Coarse-grain representations of EM density maps and normal modes of those coarse-grain representations can be used to analyze experimental EM data. More precisely, conformations actually present in EM data can be interpreted using simulated conformations (NMA-based simulations). In the framework of conformational heterogeneity analysis, normal modes were used for image analysis first in [

Given an EM density map,

Exploring actual conformational changes by image analysis using normal modes of Gaussian-based (pseudoatomic) representation of EM density maps (analysis with HEMNMA). (a) EM density maps of three conformations of a DNA polymerase Pol

It should be noted that

Exploring actual conformational changes by analyzing a set of EM density maps using normal modes of Gaussian-based (pseudoatomic) representation of these maps (analysis with StructMap). (a) States along the elongation cycle of 80S ribosome, from which eleven states were determined by EM in [

In the context of revealing sequences of conformational changes,

Cryo-EM images have a low signal-to-noise ratio. Thus, a large number of such images must be averaged in 3D space to reduce noise. However, even high-resolution 3D reconstructed EM maps may still contain significant amounts of noise. We have shown that pseudoatom representations of EM density maps can be used for EM-map denoising [

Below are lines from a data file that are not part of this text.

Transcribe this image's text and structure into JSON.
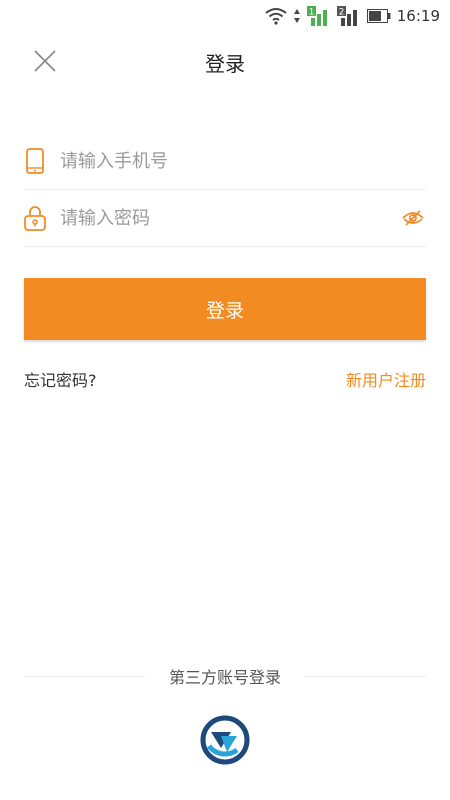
{
  "status_bar": {
    "time": "16:19",
    "sim1": "1",
    "sim2": "2",
    "icons": [
      "wifi-icon",
      "data-arrows-icon",
      "signal-sim1-icon",
      "signal-sim2-icon",
      "battery-icon"
    ]
  },
  "header": {
    "title": "登录",
    "close_icon": "close-icon"
  },
  "form": {
    "phone_placeholder": "请输入手机号",
    "password_placeholder": "请输入密码",
    "login_label": "登录"
  },
  "links": {
    "forgot": "忘记密码?",
    "register": "新用户注册"
  },
  "third_party": {
    "title": "第三方账号登录"
  },
  "colors": {
    "accent": "#F28C22",
    "text": "#333333",
    "placeholder": "#9a9a9a"
  }
}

The method was used to denoise EM density maps of several complexes obtained at subnanometer resolutions by single-particle analysis or subtomogram averaging (beta-galactosidase, ribosome, and empty and full virus particles) [

Denoising of EM density maps based on their approximation to a desired level of accuracy (

The method for EM-map approximation using Gaussian functions of standard deviation

In this approach, the EM-map approximation is a weighted sum of Gaussian functions of given standard deviation

The target approximation error control allows different applications of this method. We could learn from experiments how to choose this target approximation error to suit these different applications. For instance, in EM-map denoising applications, target approximation errors smaller than

Advantages of structural representations with pseudoatoms have recently been explored in the context of 3D reconstruction. For instance, a Bayesian approach to ab initio, low resolution 3D reconstruction proposed in [

The authors declare that they have no competing interests.

This research was partially supported by the CNRS (France) and the CSIC (Spain) [Projet International de Coopération Scientifique, PICS 2011]; the French National Research Agency ANR [ANR-11-BSV8-010-04]; the European Social Fund and the Ministerio de Educación y Ciencia [“Ramón y Cajal” fellowship to COSS]; the Spanish Ministry of Economy and Competitiveness [AIC–A–2011–0638 and BIO2013-44647-R]; and the Comunidad de Madrid [CAM S2010/BMD-2305]. HPC resources from GENCI (France) [Grants to project 072174 (2011–2016)] are also gratefully acknowledged.

_{s}-corrected cryo-EM